“[UH Scholars Program] has a dual purpose: it is replacing the need for nurses that UH has and offsetting the cost for that student. But those nursing students who are doing their time at UH are going to know the system and be well prepared, so it’s going to decrease the amount of time it takes for that nurse to get up to speed with the [UH] policies,” Broome said.  

Mason emphasized the release of pressure for students to find a job so all they need to focus on is school and studying for their boards.

“It’s a great opportunity for those students because if they are potentially hired by the hospital, they already know the hospital well, so the orientation period for the Kent State students going through UH clinicals will be less pressure,” said Kathleen Norman, the marketing, communications and public relations director for the College of Nursing.

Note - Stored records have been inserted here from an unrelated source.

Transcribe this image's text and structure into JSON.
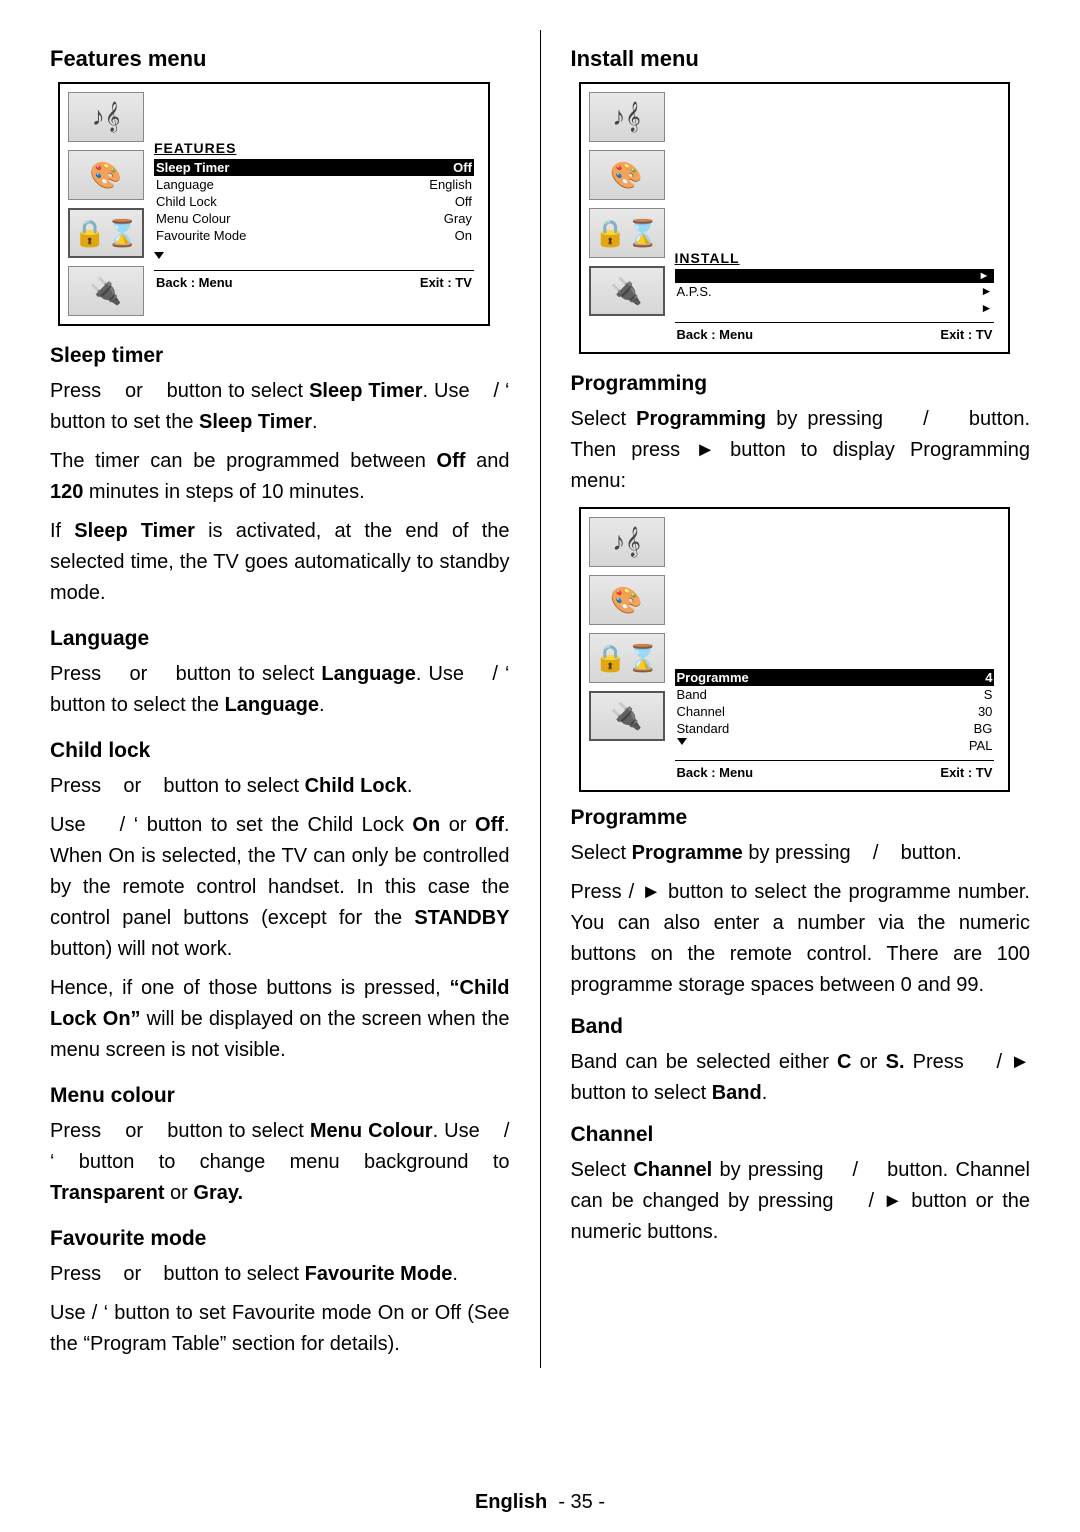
{
  "footer": {
    "lang": "English",
    "page": "- 35 -"
  },
  "left": {
    "features_menu_heading": "Features menu",
    "osd_features": {
      "title": "FEATURES",
      "rows": [
        {
          "label": "Sleep Timer",
          "value": "Off",
          "hl": true
        },
        {
          "label": "Language",
          "value": "English"
        },
        {
          "label": "Child Lock",
          "value": "Off"
        },
        {
          "label": "Menu Colour",
          "value": "Gray"
        },
        {
          "label": "Favourite Mode",
          "value": "On"
        }
      ],
      "back": "Back : Menu",
      "exit": "Exit : TV"
    },
    "sleep_timer_h": "Sleep timer",
    "sleep_timer_p1a": "Press ",
    "sleep_timer_p1b": " or ",
    "sleep_timer_p1c": " button to select ",
    "sleep_timer_p1d": "Sleep Timer",
    "sleep_timer_p1e": ". Use ",
    "sleep_timer_p1f": " / ‘ button to set the ",
    "sleep_timer_p1g": "Sleep Timer",
    "sleep_timer_p1h": ".",
    "sleep_timer_p2a": "The timer can be programmed between ",
    "sleep_timer_p2b": "Off",
    "sleep_timer_p2c": " and ",
    "sleep_timer_p2d": "120",
    "sleep_timer_p2e": " minutes in steps of 10 minutes.",
    "sleep_timer_p3a": "If ",
    "sleep_timer_p3b": "Sleep Timer",
    "sleep_timer_p3c": " is activated, at the end of the selected time, the TV goes automatically to standby mode.",
    "language_h": "Language",
    "language_p1a": "Press ",
    "language_p1b": " or ",
    "language_p1c": " button to select ",
    "language_p1d": "Language",
    "language_p1e": ". Use ",
    "language_p1f": " / ‘ button to select the ",
    "language_p1g": "Language",
    "language_p1h": ".",
    "childlock_h": "Child lock",
    "childlock_p1a": "Press ",
    "childlock_p1b": " or ",
    "childlock_p1c": " button to select ",
    "childlock_p1d": "Child Lock",
    "childlock_p1e": ".",
    "childlock_p2a": "Use ",
    "childlock_p2b": " / ‘ button  to set the Child Lock ",
    "childlock_p2c": "On",
    "childlock_p2d": " or ",
    "childlock_p2e": "Off",
    "childlock_p2f": ". When On is selected, the TV can only be controlled by the remote control handset. In this case the control panel buttons (except for the ",
    "childlock_p2g": "STANDBY",
    "childlock_p2h": " button) will not work.",
    "childlock_p3a": "Hence, if one of those buttons is pressed, ",
    "childlock_p3b": "“Child Lock On”",
    "childlock_p3c": " will be displayed on the screen when the menu screen is not visible.",
    "menucolour_h": "Menu colour",
    "menucolour_p1a": "Press ",
    "menucolour_p1b": " or ",
    "menucolour_p1c": " button to select ",
    "menucolour_p1d": "Menu Colour",
    "menucolour_p1e": ". Use ",
    "menucolour_p1f": " / ‘ button to change menu background to ",
    "menucolour_p1g": "Transparent",
    "menucolour_p1h": " or ",
    "menucolour_p1i": "Gray.",
    "favmode_h": "Favourite mode",
    "favmode_p1a": "Press ",
    "favmode_p1b": " or ",
    "favmode_p1c": " button to select ",
    "favmode_p1d": "Favourite Mode",
    "favmode_p1e": ".",
    "favmode_p2": "Use   / ‘ button to set Favourite mode On or Off (See the “Program Table” section for details)."
  },
  "right": {
    "install_menu_heading": "Install menu",
    "osd_install": {
      "title": "INSTALL",
      "rows": [
        {
          "label": "",
          "value": "",
          "hl": true,
          "arrowbox": true
        },
        {
          "label": "A.P.S.",
          "value": "",
          "arrow": true
        },
        {
          "label": "",
          "value": "",
          "arrow": true
        }
      ],
      "back": "Back : Menu",
      "exit": "Exit : TV"
    },
    "programming_h": "Programming",
    "programming_p1a": "Select ",
    "programming_p1b": "Programming",
    "programming_p1c": " by pressing ",
    "programming_p1d": " / ",
    "programming_p1e": " button. Then press ► button to display Programming menu:",
    "osd_programming": {
      "rows": [
        {
          "label": "Programme",
          "value": "4",
          "hl": true
        },
        {
          "label": "Band",
          "value": "S"
        },
        {
          "label": "Channel",
          "value": "30"
        },
        {
          "label": "Standard",
          "value": "BG"
        },
        {
          "label": "",
          "value": "PAL",
          "tri": true
        }
      ],
      "back": "Back : Menu",
      "exit": "Exit : TV"
    },
    "programme_h": "Programme",
    "programme_p1a": "Select ",
    "programme_p1b": "Programme",
    "programme_p1c": "  by pressing ",
    "programme_p1d": " / ",
    "programme_p1e": " button.",
    "programme_p2": "Press   / ► button to select the programme number. You can also enter a number via the numeric buttons on the remote control. There are 100 programme storage spaces between 0 and 99.",
    "band_h": "Band",
    "band_p1a": "Band can be selected either ",
    "band_p1b": "C",
    "band_p1c": " or ",
    "band_p1d": "S.",
    "band_p1e": " Press ",
    "band_p2a": " / ► button to select ",
    "band_p2b": "Band",
    "band_p2c": ".",
    "channel_h": "Channel",
    "channel_p1a": "Select ",
    "channel_p1b": "Channel",
    "channel_p1c": " by pressing ",
    "channel_p1d": " / ",
    "channel_p1e": " button. Channel can be changed by pressing ",
    "channel_p1f": " / ► button or the numeric buttons."
  }
}
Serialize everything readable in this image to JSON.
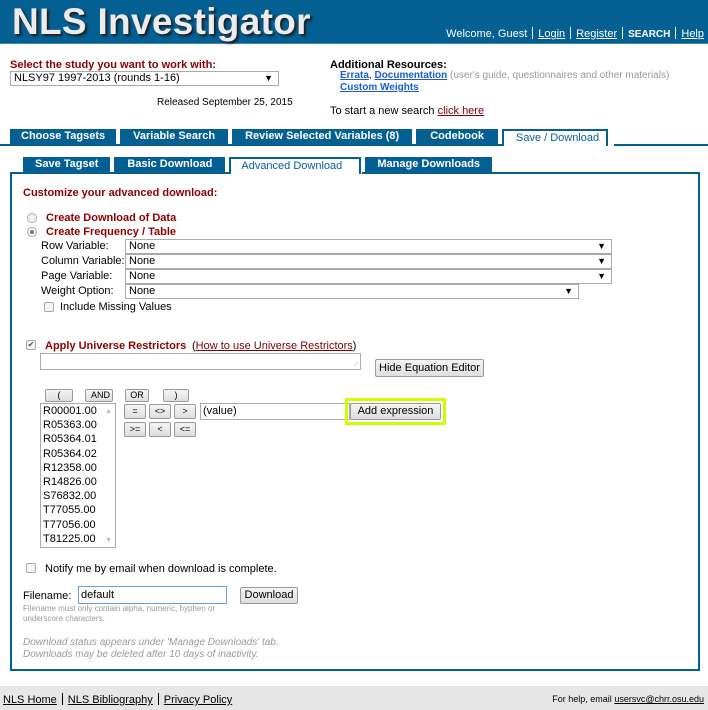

The nursing program allows a limited number of students into the program each year. The average graduating nursing class is 443, but the additional enrollment will increase to over 500 graduating nurses per year. Broome said the reason for the narrow selection is due to the limited spots available for clinicals.

“There are 27 other academics programs that produce nursing students,” Broome said. “We are all looking at the same clinical sites so there’s a limited number.” 

The upcoming fall semester will be the first class to graduate UH Scholars.

Applications will open in May for those finishing their junior semester. It is available for any nursing students to apply, including students from regional campuses.

“I can hire anybody, but what we are looking for are students who are caring and compassionate, an essential for nursing, hard-working and committed to the process,” Mason said.

The partnership with Kent State and UH is not a newly formed relationship. The two institutions have worked together for years, and UH Scholars is just one result. All of Kent’s required clinical experiences are taught at University Hospitals facilities throughout Northeast Ohio.

An influx of nursing students will be welcomed, as over the past several years UH and Kent State have both experienced a shortage of nurses and nursing students.

Broome proposes several reasons for this shortage. Financial barriers present an obstacle for anyone considering a four-year program, while the quantity of nurses that make up the baby boomer generation are at retirement age. Due to the advances in modern medicine and healthcare technology, nursing involves more complexity of care and more nurses to provide the appropriate amount of care.

UH wants to address this issue by serving the communities it aids through education.

“We want to recruit people from our own backyard that know about the great care we deliver,” Mason said.  

UH hopes the two-year employment agreement will result in an incentive to stay in the Northeast Ohio area.

“We want people to stay in the community, so that’s why we’re asking them to commit to UH and commit to the community,” said Kim Shelnick, the vice president of talent acquisition at UH of Cleveland.

Similar programs have already launched at Northeast Ohio schools like Cleveland State and Cuyahoga Community College. UH hopes that the future holds opportunities to expand the program so more colleges can offer it.

Jessica Skitzki covers health and fitness. Contact her at [email protected].